> Problem to solve:
Check each line below for "html" and say how many have it, with no other words.

** Input records follows **

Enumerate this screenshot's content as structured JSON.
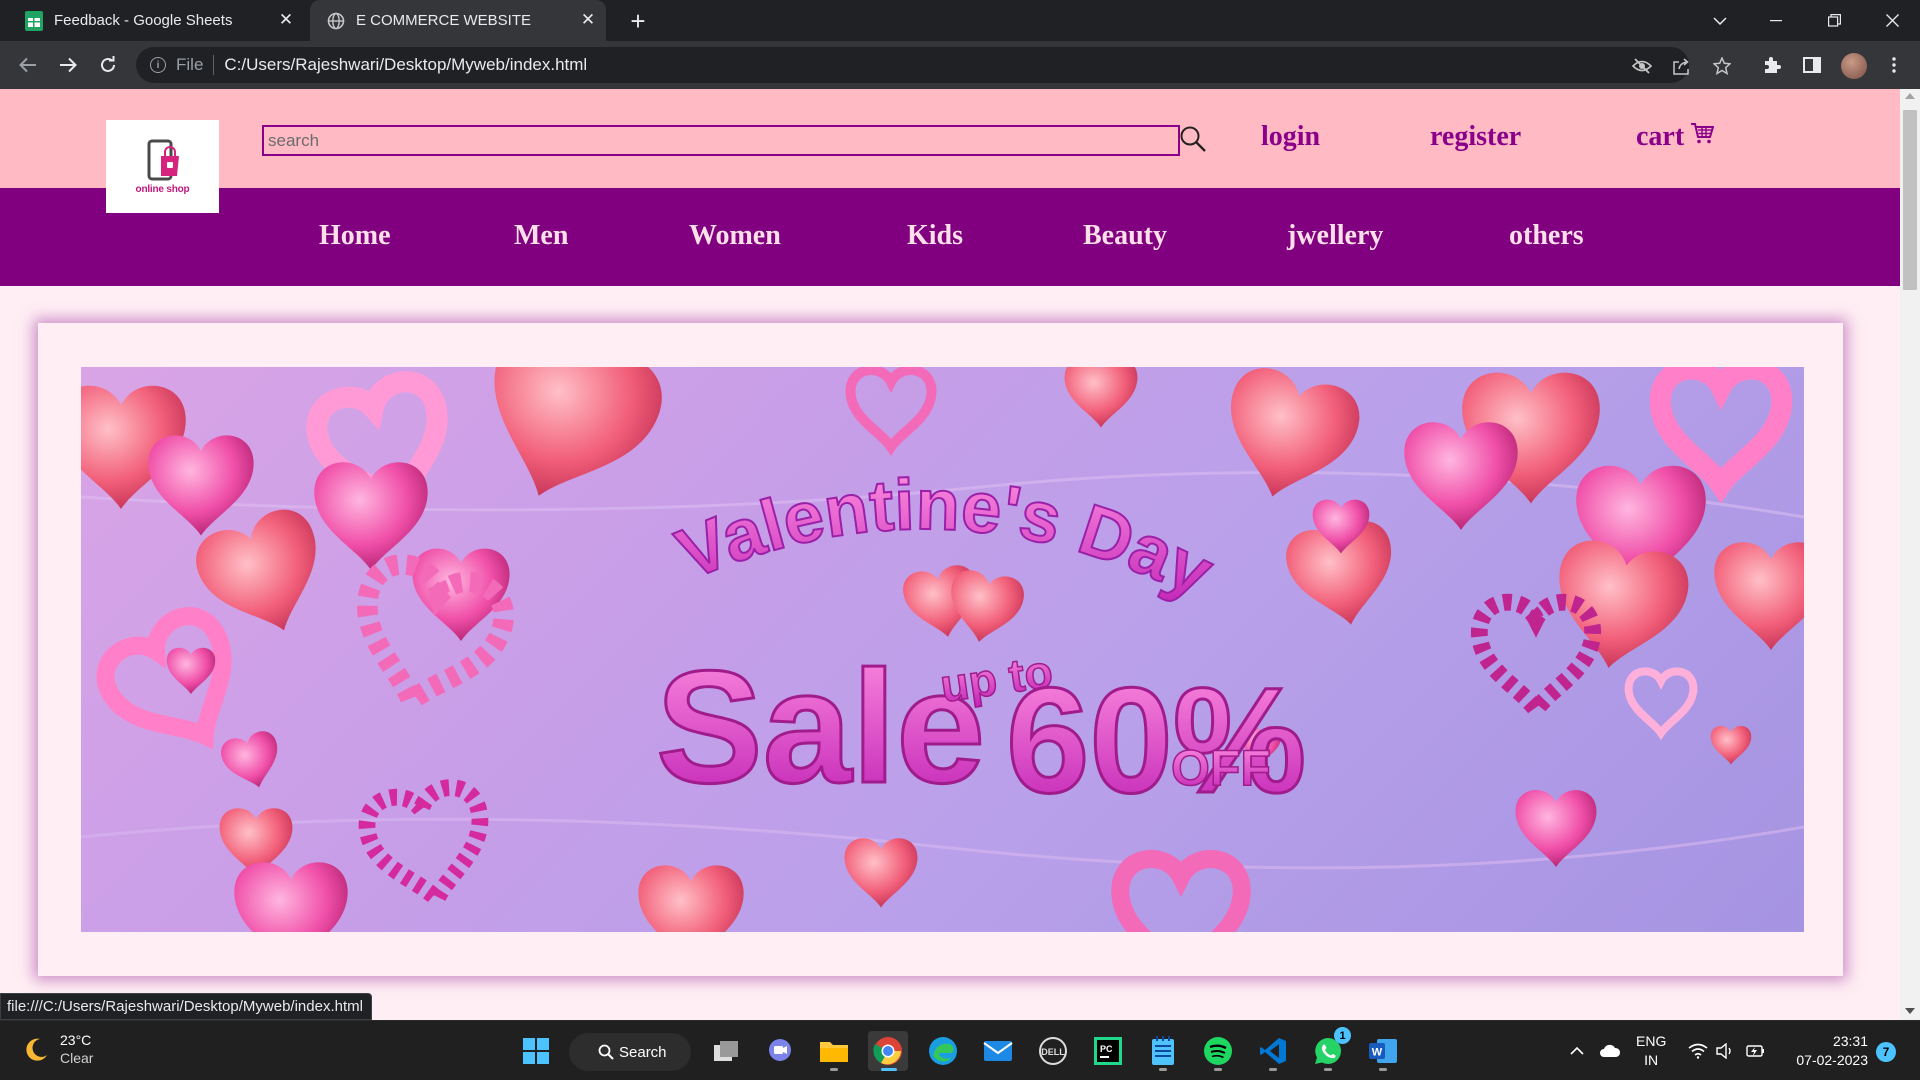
{
  "browser": {
    "tabs": [
      {
        "title": "Feedback - Google Sheets",
        "active": false
      },
      {
        "title": "E COMMERCE WEBSITE",
        "active": true
      }
    ],
    "address": {
      "scheme": "File",
      "url": "C:/Users/Rajeshwari/Desktop/Myweb/index.html"
    },
    "status_url": "file:///C:/Users/Rajeshwari/Desktop/Myweb/index.html"
  },
  "site": {
    "logo_text": "online shop",
    "search": {
      "placeholder": "search",
      "value": ""
    },
    "header_links": {
      "login": "login",
      "register": "register",
      "cart": "cart"
    },
    "nav": [
      "Home",
      "Men",
      "Women",
      "Kids",
      "Beauty",
      "jwellery",
      "others"
    ],
    "banner": {
      "title": "Valentine's Day",
      "sale": "Sale",
      "upto": "up to",
      "percent": "60%",
      "off": "OFF"
    },
    "colors": {
      "header_bg": "#ffbac4",
      "nav_bg": "#800080",
      "accent": "#8b008b",
      "page_bg": "#ffeef4"
    }
  },
  "taskbar": {
    "weather": {
      "temp": "23°C",
      "condition": "Clear"
    },
    "search_label": "Search",
    "language": {
      "line1": "ENG",
      "line2": "IN"
    },
    "clock": {
      "time": "23:31",
      "date": "07-02-2023"
    },
    "notification_count": "7",
    "whatsapp_badge": "1"
  }
}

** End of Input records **

> Answer box:
2